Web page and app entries
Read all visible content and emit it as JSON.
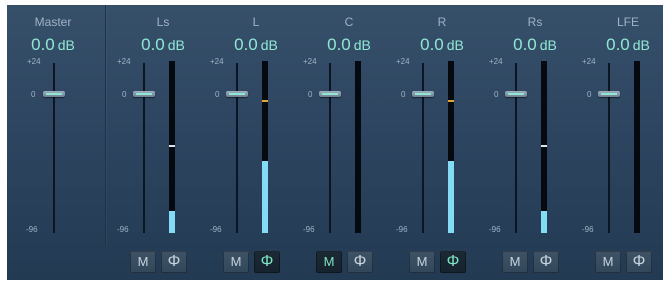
{
  "mixer": {
    "channels": [
      {
        "name": "Master",
        "gain_value": "0.0",
        "gain_unit": "dB",
        "scale_top": "+24",
        "scale_zero": "0",
        "scale_bottom": "-96"
      },
      {
        "name": "Ls",
        "gain_value": "0.0",
        "gain_unit": "dB",
        "scale_top": "+24",
        "scale_zero": "0",
        "scale_bottom": "-96",
        "meter_level": 0.13,
        "peak_level": 0.5,
        "peak_color": "#d8e4ee",
        "mute_label": "M",
        "mute_active": false,
        "phase_label": "Φ",
        "phase_active": false
      },
      {
        "name": "L",
        "gain_value": "0.0",
        "gain_unit": "dB",
        "scale_top": "+24",
        "scale_zero": "0",
        "scale_bottom": "-96",
        "meter_level": 0.42,
        "peak_level": 0.76,
        "peak_color": "#e0a63a",
        "mute_label": "M",
        "mute_active": false,
        "phase_label": "Φ",
        "phase_active": true
      },
      {
        "name": "C",
        "gain_value": "0.0",
        "gain_unit": "dB",
        "scale_top": "+24",
        "scale_zero": "0",
        "scale_bottom": "-96",
        "meter_level": 0.0,
        "peak_level": null,
        "peak_color": "#d8e4ee",
        "mute_label": "M",
        "mute_active": true,
        "phase_label": "Φ",
        "phase_active": false
      },
      {
        "name": "R",
        "gain_value": "0.0",
        "gain_unit": "dB",
        "scale_top": "+24",
        "scale_zero": "0",
        "scale_bottom": "-96",
        "meter_level": 0.42,
        "peak_level": 0.76,
        "peak_color": "#e0a63a",
        "mute_label": "M",
        "mute_active": false,
        "phase_label": "Φ",
        "phase_active": true
      },
      {
        "name": "Rs",
        "gain_value": "0.0",
        "gain_unit": "dB",
        "scale_top": "+24",
        "scale_zero": "0",
        "scale_bottom": "-96",
        "meter_level": 0.13,
        "peak_level": 0.5,
        "peak_color": "#d8e4ee",
        "mute_label": "M",
        "mute_active": false,
        "phase_label": "Φ",
        "phase_active": false
      },
      {
        "name": "LFE",
        "gain_value": "0.0",
        "gain_unit": "dB",
        "scale_top": "+24",
        "scale_zero": "0",
        "scale_bottom": "-96",
        "meter_level": 0.0,
        "peak_level": null,
        "peak_color": "#d8e4ee",
        "mute_label": "M",
        "mute_active": false,
        "phase_label": "Φ",
        "phase_active": false
      }
    ]
  },
  "colors": {
    "value_text": "#8fe7d4",
    "meter_fill": "#83dcf3",
    "active_button_text": "#7fe3c2"
  },
  "icons": {
    "phase": "phase-invert-icon",
    "fader": "fader-handle-icon"
  }
}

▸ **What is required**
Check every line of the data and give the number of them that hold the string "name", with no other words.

▸ **Response to the exercise**
7